The recent disco explosion in pop brought effervescence and bounce to the top 40. So it’s a definite contrarian choice for Drake to make the album’s first proper track a downtempo deep-house cut where the main hook is minute after minute of mournful vocoder chants and lyrics like “Time isn’t healing / Time is revealing / How are you feeling / You don’t feel nothing.” But there is a sweetly memorializing sample of the late Virgil Abloh (a fellow house music head) on “Sticky.”

4. Whatever this breakup is, it’s got him wrecked.
Drake has always been strikingly merciless in his breakup tracks, but whomever “Texts Go Green” is about, he’s coming after them with extra-potent venom. “If I was in your shoes I would hate myself,” he sings. “For some reason, I believed in you.”

5. He wrote at least one song after Young Thug’s indictment.
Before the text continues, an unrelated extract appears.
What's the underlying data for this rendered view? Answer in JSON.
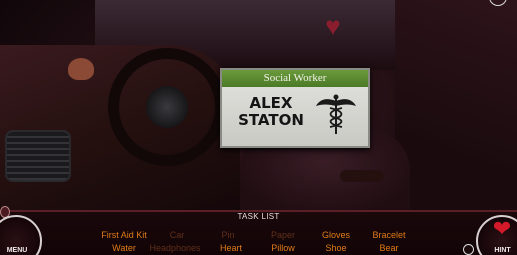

After a dozen tracks of disassociated raving, Drake finally gets his blood pressure up with “Jimmy Cooks,” an old-school Drake rap song with a guest verse from 21 Savage — the only billed cameo on the album’s tracklist. The line “Hoes say I’m suave, but I can’t get RICO’d” lands just as Young Thug and Gunna went to jail on conspiracy charges (Drake also says “Free Big Slime out the cage” on “Sticky”). After all that Lexapro-glazed warehouse music, “Honestly, Nevermind” goes out with a fury.